I have the unusual and distinguished position of church librarian. It is my job to replace returned books and file new ones. And that’s how I came across this book about this time last year. It looked interesting, (and the author had my name,) so I started reading and made it through the first few chapters. Then I put it down, mistakenly thinking that the interesting part was over.
Around rolled my birthday, a few months later, and my grandparents sent me this very book in the mail. Deciding to do it justice, I took up where I had left off before and read straight through to the end.
After their mother is killed in a Cossack raid, Sarah, Yente and their sister move from the countryside of Poland into the Warsaw ghetto. While Sarah eventually moves to England, Yente falls in love with the son of a prominent Jew, Benjamin Sitenhof. Against his parents’ wishes, they are married. After a turbulent beginning that spans the continent, Yente is at last accepted as Benjamin’s wife and into the Sitenhof family. Peace prevails until a Catholic man comes to the cabinetry shop that Benjamin’s family owns. The man gives Benjamin a Bible, saying that his religion does not allow him to read it. Fascinated, Benjamin reads the New Testament and is converted. Now he is the one rejected by his family, and he leaves Poland, his wife, and children behind him.
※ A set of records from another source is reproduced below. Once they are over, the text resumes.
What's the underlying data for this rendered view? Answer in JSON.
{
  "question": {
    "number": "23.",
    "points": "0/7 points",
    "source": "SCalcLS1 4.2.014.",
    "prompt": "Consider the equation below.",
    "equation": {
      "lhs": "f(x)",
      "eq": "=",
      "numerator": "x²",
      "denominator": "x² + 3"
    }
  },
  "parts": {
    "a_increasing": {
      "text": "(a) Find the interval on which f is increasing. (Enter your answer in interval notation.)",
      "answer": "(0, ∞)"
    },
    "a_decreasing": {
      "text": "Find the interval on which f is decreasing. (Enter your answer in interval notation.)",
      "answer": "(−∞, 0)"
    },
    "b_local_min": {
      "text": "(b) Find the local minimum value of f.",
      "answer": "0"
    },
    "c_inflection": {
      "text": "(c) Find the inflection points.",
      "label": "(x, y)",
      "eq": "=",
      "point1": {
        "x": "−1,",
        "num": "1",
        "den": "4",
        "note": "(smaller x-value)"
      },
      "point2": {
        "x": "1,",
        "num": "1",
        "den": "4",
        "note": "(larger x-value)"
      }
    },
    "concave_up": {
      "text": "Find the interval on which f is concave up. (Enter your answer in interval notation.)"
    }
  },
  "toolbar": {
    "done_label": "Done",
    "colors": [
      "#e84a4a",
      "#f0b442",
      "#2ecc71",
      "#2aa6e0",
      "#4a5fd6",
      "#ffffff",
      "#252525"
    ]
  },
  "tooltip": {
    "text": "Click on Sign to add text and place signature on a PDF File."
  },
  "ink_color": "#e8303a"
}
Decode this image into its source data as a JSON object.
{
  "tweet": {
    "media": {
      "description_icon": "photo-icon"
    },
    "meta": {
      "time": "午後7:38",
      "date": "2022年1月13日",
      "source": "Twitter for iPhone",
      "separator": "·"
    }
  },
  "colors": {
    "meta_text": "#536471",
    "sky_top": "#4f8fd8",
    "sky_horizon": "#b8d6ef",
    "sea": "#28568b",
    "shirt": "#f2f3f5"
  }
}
Mr. Ludwig Sommer, a preacher from Kassel, Germany, prayed many years for the opportunity to minister to a converted Jew. His prayer was answered when young Benjamin Sitenhof arrived at his door. He disciples Benjamin, who sends for Yente to be with him. She comes reluctantly, and after much struggle, is converted as well. The new believers are filled with a burden for their Jewish friends and family. Benjamin travels to far-away Argentina, a popular destination in the early twentieth century for Jews fleeing persecution in Europe. Though the opportunities are great, the climate has a bad effect on his health, and he returns to Europe on the eve of WWI. Yente divides her five children among friends and goes to England to care for him. But the five young Jewish refugees are not welcome in Germany. After months without word from their parents, the government prepares to send them to Siberia, even farther from Yente and Benjamin, who, in England, are desperately trying to reach them.
The story was incredible. Some who read it complain about the lack of plot, but it is a record of the Sitenhof family’s history, not a novel. I think Mrs. Buksbazen did well to write the story without fictionalization or sugar-coating. It goes on to describe their experiences as German immigrants in England during WWI, the family’s ministry to Jewish refugees in Gdansk in the twenties, the author’s sibling’s stories, especially her brothers as they sought to enter the ministry, her own frightening stay in Germany on Kristallnacht, and her future husband’s experiences in Poland just before WWII, ending at Yente’s death.
The time frame is one of my favorites to study in history, and this was a unique and fascinating glimpse into it. This is a story you will not regret reading.